A reader asked: Why do I keep up with this blog? What motivates me to write stuff that will help people?
I have thought about this question for a while. Some days when I cannot think of anything to write and can only see the lack of viewers, I get discouraged from writing at all.
However, I know that even if one person stumbles upon this blog and gets something of value from it, I have helped someone out there.
Information is powerful and there are hundreds of people out there looking for information regarding medicine. After getting into medical school successfully, I have some good and bad experiences that I can share to help prospective students. I have gone through the admissions and interviews process. And it was challenging at times without guidance. I hope I can be resource people trust.
Another reason for starting this blog is because of the re-occurring questions I see on premed/med student forums regarding the application process. I know there is a need for these questions to be answered clearly. A lot of replies in the forums are helpful but a lot that are downright wrong.
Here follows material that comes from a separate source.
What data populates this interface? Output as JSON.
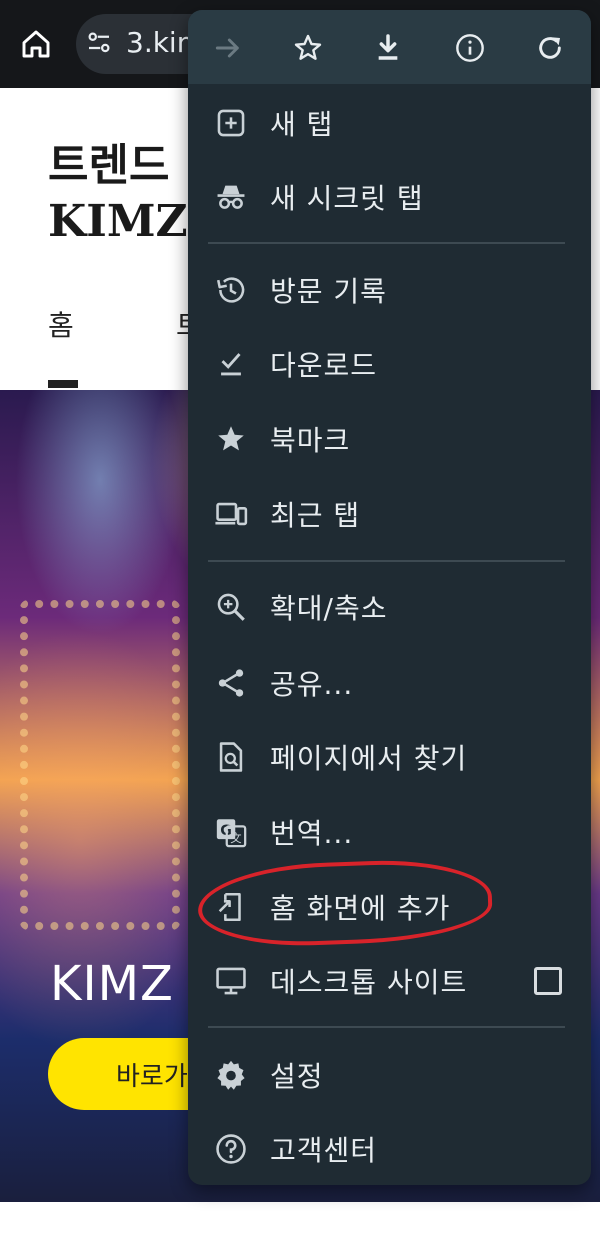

Providing accurate information is prevents people from being mislead.
When I started this blog, I asked what will be different about my blog from the thousands of med blogs out there? I couldn’t come up with a solid answer, but I decided to start it anyways. I don’t know where I’m headed but sometimes I think the best thing is to get somewhere is to just do it and learn in the process. One reason that motivated me is how the web is still in its infancy. It has exploded into the world truly only a decade ago and it’s evolving and changing the way we interact with other humans.
If you are a medical blog reader, you will realize that there is a dialogue going on about our health care system on the internet never seen before. People are using their spare time to discuss insurance coverage, reduction of medical mistakes and how to educate better doctors. People care about these issues enough that they will talk to strangers for hours on them. That is a powerful driving force can shape our health care system to be better; this is the idea of open source collaboration.
I also have a more selfish reason to blog. A mentor once said to me, “if you are serious anything, you must write it down.” So I write because I am want to learn more about medicine. Writing helps me present my thoughts clearly. Writing consistently is also good practice. It is an essential skill that everyone should improve on. All doctors need clear writing (and handwriting) to present their findings to colleagues, patients and the public.
The last reason I write is to remember this unique time of my life. I write here to record the amazing and heartbreaking lives of people around me. I want to remember my first patient, my failures and my process of becoming a physician. I want to remind myself to keep the traits of compassion, optimism and helping others during this long journey.
And that is why I write. Not to have a monologue but to communicate with the world. If you have any ideas or comments, I would love to hear from you. Even though we may never meet each other in person – we as two anonymous people on the internet – can still connect in a meaningful way.
“I know that even if one person stumbles upon this blog and gets something of value from it, I have helped someone out there and have added value to their lives.”
I share your sentiment. One little help can make a big difference.
Great resource. Thanks for being thoughtful
I really appreciate your work. Thank you for your post.